It's allowable to omit the list of column names in multiple-row INSERT statements. In this case, each parenthesized list of values must contain a value for every table column.
The preceding example illustrates something about multiple-row INSERT statements that isn't true for single-row statements: MySQL returns an extra information string containing several counts. The counts in each field of this string have the following meanings:
statement is logically equivalent to a set of individual single-row statements. However, the multiple-row statement is more efficient because the server can process all the rows at once rather than as separate operations. When you have many records to add, multiple-row statements provide better performance and reduce the load on the server. On the other hand, such statements are more likely to reach the maximum size of the communication buffer used to transmit information to the server. (This
MySQL treats single-row and multiple-row INSERT statements somewhat differently for purposes of error-handling. These differences are described in Section 5.8, "Handling Missing or Invalid Data Values."
11.2.2. Handling Duplicate Key Values
If a table has a unique-valued index, it might not be possible to use INSERT to add a given record to the table. This happens when the new record contains a key value for the index that's already present in the table. Suppose that every person in the people table has a unique value in the id column. If an existing record has an id value of 347 and you attempt to insert a new record that also has an id of 347 , it duplicates an existing key value. MySQL provides three ways to deal with duplicate values in a unique-valued index when adding new records to a table with INSERT :
If you want to replace the old record with the new one when a duplicate key occurs, use the REPLACE statement instead of INSERT . (See Section 11.3, "The REPLACE Statement.")
Note that for a unique-valued index that can contain NULL values, inserting NULL into an indexed column that already contains NULL doesn't cause a duplicate-key violation. This is because such an index can contain multiple NULL values.
11.2.3. Using INSERT ... ON DUPLICATE KEY UPDATE
Normally, if you attempt to insert a row into a table that would result in a duplicate-key error for a unique-valued index, the insertion fails. In some cases, you can use the REPLACE statement instead, which deletes the old row and inserts the new one in its place. (See Section 11.3, "The REPLACE Statement.") However, REPLACE is not suitable if you wish to change only some columns of the old row. By using the ON DUPLICATE KEY UPDATE clause with INSERT , you have the option of choosing to update one or more columns of the existing row, rather than letting the INSERT statement fail or using REPLACE to replace the entire row.
ON DUPLICATE KEY UPDATE
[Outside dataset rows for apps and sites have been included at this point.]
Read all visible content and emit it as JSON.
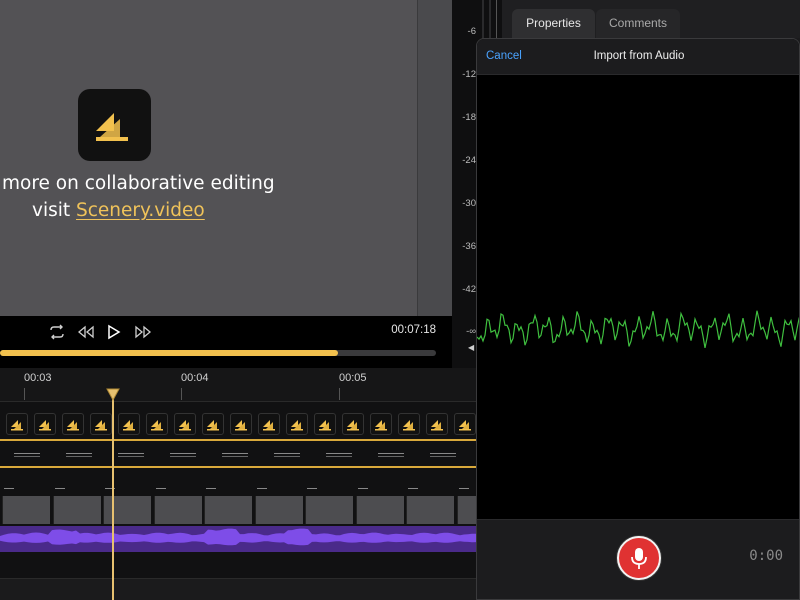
{
  "preview": {
    "line1": "more on collaborative editing",
    "line2_prefix": "visit ",
    "link": "Scenery.video"
  },
  "transport": {
    "time": "00:07:18",
    "progress": 0.775
  },
  "meter": {
    "labels": [
      "-6",
      "-12",
      "-18",
      "-24",
      "-30",
      "-36",
      "-42",
      "-∞"
    ]
  },
  "tabs": [
    {
      "label": "Properties",
      "active": true
    },
    {
      "label": "Comments",
      "active": false
    }
  ],
  "timeline": {
    "ticks": [
      "00:03",
      "00:04",
      "00:05"
    ]
  },
  "modal": {
    "cancel_label": "Cancel",
    "title": "Import from Audio",
    "rec_time": "0:00"
  },
  "colors": {
    "accent": "#f2c14e",
    "waveform": "#3fbf3f",
    "record": "#e03232",
    "link": "#4aa3ff",
    "audio_track": "#6a3ad1"
  }
}
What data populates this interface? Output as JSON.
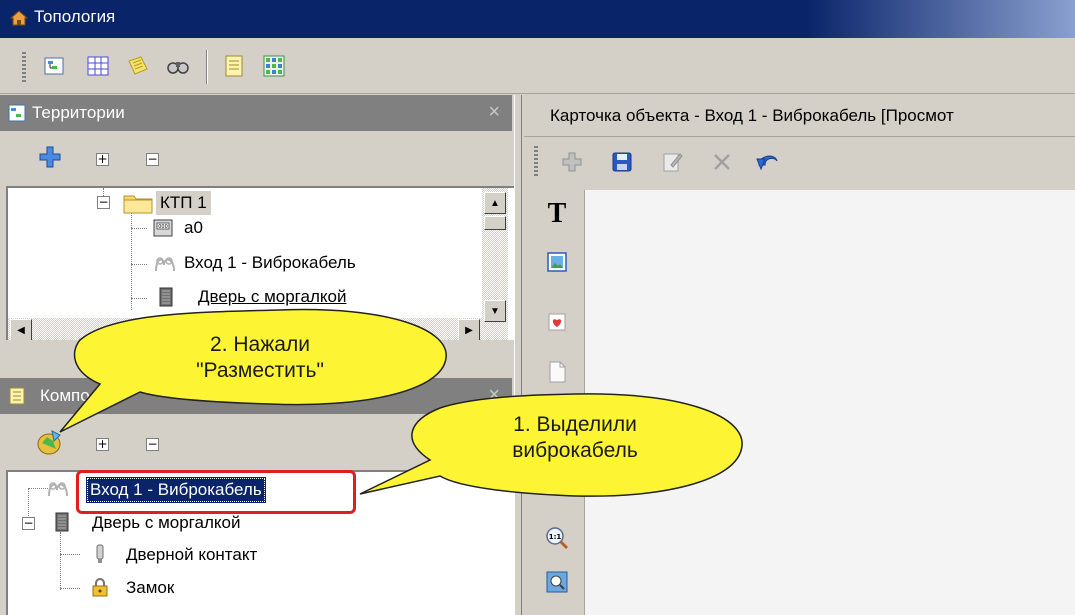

clause allows you to do in one statement what
One case where this new behavior is
mysql> CREATE TABLE log ( -> name CHAR(30) NOT NULL, -> location CHAR(30) NOT NULL, -> counter INT UNSIGNED NOT NULL, -> PRIMARY KEY (name, location)); Query OK, 0 rows affected (0.07 sec)
Then, every time we wish to log a sighting, we can use
without first checking whether the record exists. This
mysql> INSERT INTO log (name, location, counter) -> VALUES ('Tantor', 'Waterhole', 1) -> ON DUPLICATE KEY UPDATE counter=counter+1; Query OK, 1 row affected (0.00 sec) mysql> SELECT * FROM log; +--------+-----------+---------+ name location counter +--------+-----------+---------+ Tantor Waterhole 1 +--------+-----------+---------+ 1 row in set (0.00 sec) mysql> INSERT INTO log (name, location, counter) -> VALUES ('Tantor', 'Waterhole', 1) -> ON DUPLICATE KEY UPDATE counter=counter+1; Query OK, 2 rows affected (0.00 sec) mysql> SELECT * FROM log; +--------+-----------+---------+ name location counter +--------+-----------+---------+ Tantor Waterhole 2 +--------+-----------+---------+ 1 row in set (0.00 sec)
Notice the difference in the "rows affected" value returned by the server for each INSERT statement: If a new record is inserted, the value is 1; if an already existing record is updated, the value is 2.